has been removed from the stove, because a K'li Rishon continues to cook
(even after it has been removed from the stove), as long as it is still
(b) On the other hand, a K'li Sheni does not cook. Therefore, one may add
spices to a dish or a plate, even if they contain hot food.
(c) Vinegar and juice that drips from pickled fish, are exceptionally
sharp, and will therefore cause spices to cook when they are hot. The
Genara will clarify later whether Rebbi Yehudah is speaking about a K'li
Rishon or a K'li Sheni).
(a) We are uncertain whether Rebbi Yehudah permits cooking even in a K'li
Rishon once it has been removed from the flame, or whether he comes to
qualify the concession of cooking in a K'li Sheni (which the Tana Kama
permits categorically), to prohibit cooking even in a K'li Sheni, dishes
which contain vinegar or fish-juice.

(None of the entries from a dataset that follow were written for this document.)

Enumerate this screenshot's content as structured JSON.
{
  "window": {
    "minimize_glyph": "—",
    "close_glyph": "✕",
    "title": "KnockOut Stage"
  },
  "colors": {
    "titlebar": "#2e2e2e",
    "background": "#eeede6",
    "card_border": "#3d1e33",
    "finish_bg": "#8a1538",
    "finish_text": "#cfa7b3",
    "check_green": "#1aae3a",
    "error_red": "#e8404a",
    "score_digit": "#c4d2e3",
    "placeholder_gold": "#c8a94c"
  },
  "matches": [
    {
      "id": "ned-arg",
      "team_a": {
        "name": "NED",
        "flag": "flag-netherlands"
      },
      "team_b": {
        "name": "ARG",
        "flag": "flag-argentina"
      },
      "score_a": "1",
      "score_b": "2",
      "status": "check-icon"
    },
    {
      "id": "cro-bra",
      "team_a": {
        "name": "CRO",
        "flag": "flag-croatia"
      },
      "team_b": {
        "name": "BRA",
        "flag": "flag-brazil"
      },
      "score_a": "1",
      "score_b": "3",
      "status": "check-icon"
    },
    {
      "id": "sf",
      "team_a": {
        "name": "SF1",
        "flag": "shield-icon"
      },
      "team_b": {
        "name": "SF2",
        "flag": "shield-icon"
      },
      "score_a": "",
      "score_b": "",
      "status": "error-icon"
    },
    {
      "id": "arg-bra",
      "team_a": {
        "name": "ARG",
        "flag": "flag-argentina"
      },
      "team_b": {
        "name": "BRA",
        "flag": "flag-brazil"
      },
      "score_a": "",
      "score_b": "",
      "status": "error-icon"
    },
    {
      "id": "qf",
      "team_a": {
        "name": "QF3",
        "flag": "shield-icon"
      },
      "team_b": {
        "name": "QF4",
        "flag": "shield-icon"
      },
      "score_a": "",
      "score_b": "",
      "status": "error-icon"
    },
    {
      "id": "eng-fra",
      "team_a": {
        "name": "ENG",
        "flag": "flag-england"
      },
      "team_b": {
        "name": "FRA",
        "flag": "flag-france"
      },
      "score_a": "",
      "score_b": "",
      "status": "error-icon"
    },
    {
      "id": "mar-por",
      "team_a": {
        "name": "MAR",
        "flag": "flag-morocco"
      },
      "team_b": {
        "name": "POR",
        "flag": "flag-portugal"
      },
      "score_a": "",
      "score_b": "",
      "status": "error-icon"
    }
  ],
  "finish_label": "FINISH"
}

(b) The Gemara concludes from the wording of a Beraisa, like the first
suggestion, that Rebbi Yehudah is lenient - even in a K'li Rishon.
(a) According to one of the versions of Rebbi Chiya's Beraisa, salt is not
like spices, because it cooks even in a K'li Sheni; and according to the
other version, it is not like spices, because it does not cook even in a
(b) Rav Nachman meant to say that salt takes a long, long time to cook,
like the meat of an ox. Practically, this means that one may place both ox
meat and salt into a K'li Rishon, which has been removed from the stove,
because neither will cook in a pot that is not actually on the stove.
(a) The Tana of our Mishnah permits one to place a receptacle underneath a
dripping lamp *before* Shabbos, but not *on* Shabbos.
The Mishnah/Beraisa which permits one to place ...
(b) No! It does follow that the oil should then be permitted. On the
contrary, our Mishnah writes 've'Ein Ne'osin Mimenu, Lefi she'Eino Min
(c) Rabbah explains that Rav Chisda like this: The Tana of our Mishnah
forbids one to place a vessel under a chicken to save the egg from rolling,
because it is not usual for a chicken to lay eggs on a slope (likewise our
Mishnah, it is not common for an oil lamp to drip).
They *did* however, permit one to take a vessel to save (even) an egg
(despite the fact that the egg itself is Muktzah), which the chicken is
about to lay in a trash-heap - from being trodden on, because it is common
for the chicken to lay its eggs there. Chazal permitted one to take a
vessel to save even something that is Muktzah, as long as it is from a loss
which is common.
1. ... a receptacle underneath a barrel of Tevel wine, that is escaping
from a broken barrel, is speaking about a new barrel, and it is common for
new barrels to break;
2. ... a receptacle underneath a lamp to catch the sparks - because it is
common for sparks to fall from a burning lamp;
3. ... a dish over a lamp to prevent the beam from burning speaks about a
house with a low ceiling - where fires are common;
4. ... a bench to support a broken beam speaks in the case of a new house -
where it is common for beams to break.